Don’t let those tools intimidate you.
"I like money." - Frito Pendejo (Idiocracy)
[Not a financial professional (yet), lawyer, or employee of The White Coat Investor]February 3, 2017 at 7:29 am MST #35600DilaudidopeniaParticipantStatus: PhysicianPosts: 164Joined: 05/22/2016
Ouch dude that really sucks 🙁
I’m not sure how the legal stuff works so hopefully others can chime in.
We all seem to have a time point where our “personal financial awakening” occurs. Luckily, this mistake, although inconvenient and annoying, will not do THAT much damage to you in the long run.February 3, 2017 at 10:04 am MST #35624The White Coat InvestorKeymasterStatus: PhysicianPosts: 4263Joined: 05/13/2011
One good reason to do things yourself for sure. At least you can screw things up yourself.
Site/Forum Owner, Emergency Physician, Blogger, and author of The White Coat Investor: A Doctor's Guide to Personal Finance and Investing
Helping Those Who Wear The White Coat Get A "Fair Shake" on Wall Street since 2011February 3, 2017 at 6:30 pm MST #35689ElmoParticipantStatus: PhysicianPosts: 2Joined: 02/03/2017

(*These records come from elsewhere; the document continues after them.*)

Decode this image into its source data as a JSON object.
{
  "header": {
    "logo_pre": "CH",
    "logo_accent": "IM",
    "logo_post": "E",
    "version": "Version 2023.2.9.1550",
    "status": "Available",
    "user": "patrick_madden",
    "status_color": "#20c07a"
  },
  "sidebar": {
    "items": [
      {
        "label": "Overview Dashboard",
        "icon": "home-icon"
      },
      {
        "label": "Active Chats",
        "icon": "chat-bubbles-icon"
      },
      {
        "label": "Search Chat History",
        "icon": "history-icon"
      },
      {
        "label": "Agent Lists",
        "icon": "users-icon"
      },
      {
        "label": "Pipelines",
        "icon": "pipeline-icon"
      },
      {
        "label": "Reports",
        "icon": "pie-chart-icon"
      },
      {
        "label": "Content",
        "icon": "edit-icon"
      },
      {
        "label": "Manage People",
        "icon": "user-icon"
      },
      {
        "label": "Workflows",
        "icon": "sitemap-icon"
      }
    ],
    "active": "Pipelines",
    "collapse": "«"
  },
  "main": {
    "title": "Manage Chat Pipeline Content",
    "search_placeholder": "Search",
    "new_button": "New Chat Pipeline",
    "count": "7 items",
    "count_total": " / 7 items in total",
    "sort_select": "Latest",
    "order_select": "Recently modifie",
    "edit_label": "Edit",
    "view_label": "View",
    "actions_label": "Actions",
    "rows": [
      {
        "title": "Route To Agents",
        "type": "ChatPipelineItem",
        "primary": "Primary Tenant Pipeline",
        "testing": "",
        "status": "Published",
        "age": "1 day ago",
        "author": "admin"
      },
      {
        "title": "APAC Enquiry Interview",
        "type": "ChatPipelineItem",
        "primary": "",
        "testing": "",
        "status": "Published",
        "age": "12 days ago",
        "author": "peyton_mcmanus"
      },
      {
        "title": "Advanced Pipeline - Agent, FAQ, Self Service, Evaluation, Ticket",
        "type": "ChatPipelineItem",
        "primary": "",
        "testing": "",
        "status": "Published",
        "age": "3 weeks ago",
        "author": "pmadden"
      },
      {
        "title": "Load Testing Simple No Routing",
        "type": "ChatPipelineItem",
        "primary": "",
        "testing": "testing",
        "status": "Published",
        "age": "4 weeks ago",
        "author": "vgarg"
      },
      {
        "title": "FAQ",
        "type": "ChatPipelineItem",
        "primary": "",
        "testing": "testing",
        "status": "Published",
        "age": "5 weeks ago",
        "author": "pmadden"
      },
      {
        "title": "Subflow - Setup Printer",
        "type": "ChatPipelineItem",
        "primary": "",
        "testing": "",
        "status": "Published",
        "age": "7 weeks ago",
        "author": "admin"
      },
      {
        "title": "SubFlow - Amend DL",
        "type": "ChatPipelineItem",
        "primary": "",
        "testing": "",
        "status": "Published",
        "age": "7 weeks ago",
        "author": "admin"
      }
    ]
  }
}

Thanks guys for the replies.
I have been going back and forth with the lawyer for weeks. The advisor was fired long ago because of poor service. I did some recalculation and the correct amount I owe IRS is $660 instead of $990. I showed them the tax forms and what 2 CPAs calculated. They refused to admit it is their mistake/liability only wanted to pay me $330 as an “accommodation”, sign a settlement agreement with ridiculous wording, and send them a W-9 so I have to pay taxes on the $330. I filed a complaint with FINRA, which did not do anything. I think I spent enough time on this and decided not to pursue it any further. It is hard to win against the ‘big boys’.
Yes, personal financial awakening it is!March 17, 2017 at 1:11 pm MST #40194DreamgiverParticipantStatus: PhysicianPosts: 733Joined: 03/09/2017
If you got a day to waste take them to small claims court. The firm will have to pay the attorney more than the claim is worth and they will usually just cave in at that point. Obviously, taking a day off of work to go do this might be more of a loss to you than just walking away.